Monday, August 23, 2010

Gratitude - Show Appreciation for All the Good Things

Mother Teresa famously said, “There is more hunger for love and appreciation in this world than for bread.” Do you agree? Consider this story.

I come from a large family—seven brothers and sisters. That means I have more nieces and nephews than I can count. And now they’re having children. I estimate that this side of my family numbers about 70 souls, and they live all over the country.

This means that even though I’m the uncle, I’ve never even seen many of these kids. I hear things about some of them from time to time, but I don’t hear from them. And I have no problem with that. I accept that one’s life journey is a brilliant but mostly private story.

I don’t hear from them until they graduate from high school, that is. Or get married. Then I get beautifully printed announcements about their life passages. And yes, expecting gifts.

My problem is I’m gift-challenged. Most of the time, I have no idea what to give a person. I appreciate the thoughtfulness of the gifts people give me, but most of the time the gifts themselves aren’t something I really need or want. And that’s par for the course. After all, it’s hard to know these things. How does one know what another person really needs or wants? If someone needs or wants something, chances are they’ve already acquired it. Getting just the right gift is a tricky business. I struggle with this, do my best, but I rarely feel good about it.

Once, after receiving a high school graduation announcement from a nephew, I sent him a gift. I felt obligated, even though I hadn’t seen the child in about 15 years. I never received a thank-you note or any kind of acknowledgment.

Has this ever happened to you? If so, how did you feel? As for me, the lack of gratitude didn’t feel good at all. I felt I had made a mistake in sending the gift. I felt disinclined to continue giving gifts to strangers, even if I’m related to them.

So maybe Mother Teresa was right.

The disappointment made me realize how important a simple “thank you” is. I discovered that I expect to be thanked. When you do something for someone, the silence seems to say that your act of kindness wasn’t noticed or appreciated.

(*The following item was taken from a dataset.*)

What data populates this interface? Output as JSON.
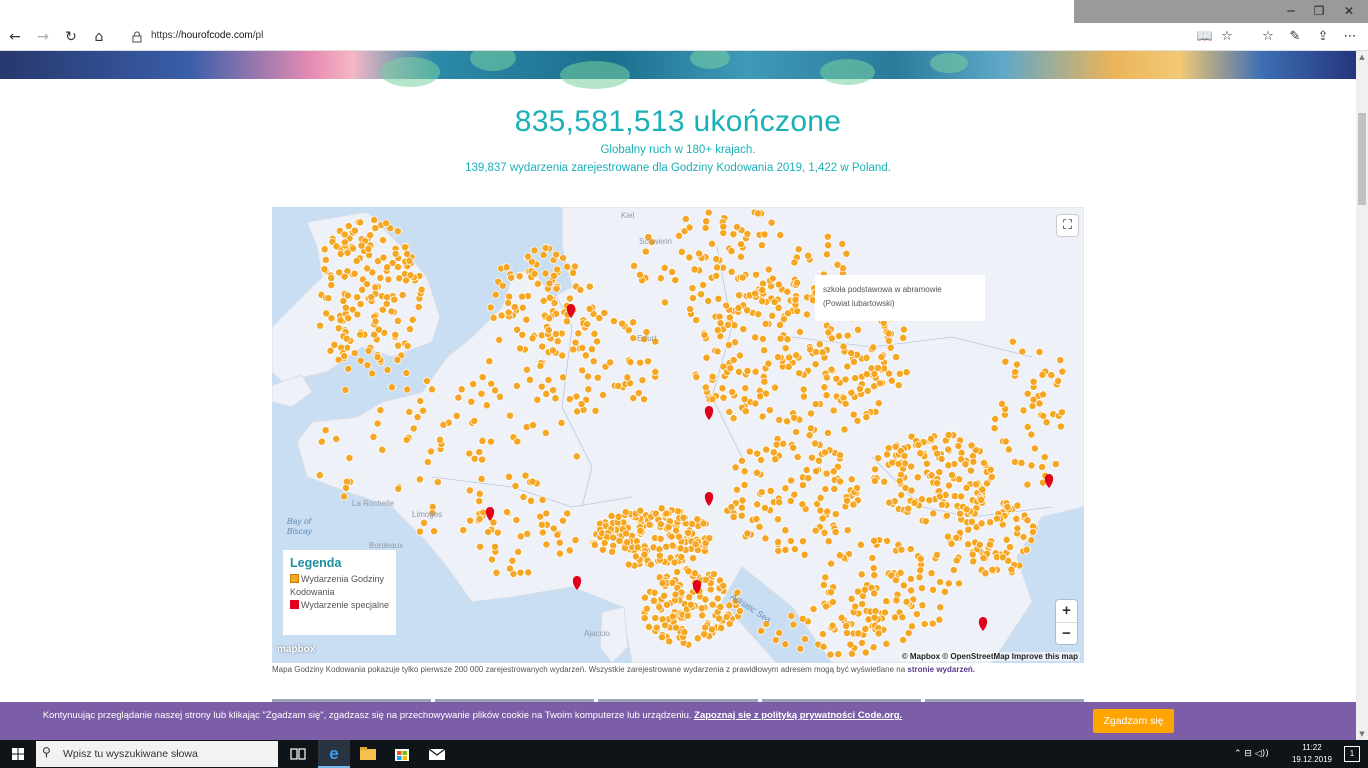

Thank people for what they give, and they’ll gladly give a lot more.

As a young man, I had the sweetest grandmother in the world. She knew I loved Elvis Presley’s music, so she would send me his latest albums as soon as they were released. During my West Point years, when I came home on summer vacation, I’d stay at her house instead of my family’s house. It was so much more peaceful. Sometimes I’d stay out all night long blowing off steam, but she never asked me where I had been or gave me advice.

But here’s the deal. I never adequately thanked her for all that unconditional love and support. And so when she died, I felt regret. I still do.

What do people regret? At the end of life, when you realize that all the life you’ll ever have has already been spent, what will you regret? Most of the regrets I hear about have to do with the failure to fully appreciate what one had—the relationships, the experiences, the beauty.

Post by Dennis E. Coates, Ph.D., Copyright 2010. Building Personal Strength .

4 comments:

Sarcastic Bastard said...

Denny,
I think you are right. Most people regret not telling or showing someone that you loved them more.

By the way, as to gifts, if I don't know a person well, I tend to send them a Visa gift card as a present. The cards mail easily, and they work like a credit card. The person can buy something they want, eat out, or use it to simply buy gas.

Love,

SB

Sean said...

I think it's a very important theme. Not only what do older people regret, but what kind of advice would older people give younger people if younger people would listen?

What kind of advice would you give to a younger version of yourself?

TV Puram said...

Some people derive pleasure while giving irrespective of gratitude or thanks received from the receiving end.

Anonymous said...

I don't express gratitude nearly as much as I mean to. Once I did thank a supervisor for something he did for me, I don't remember what it was. Years later he read that note at his retirement dinner! What a message that was to me about how much a few kind words can mean to someone!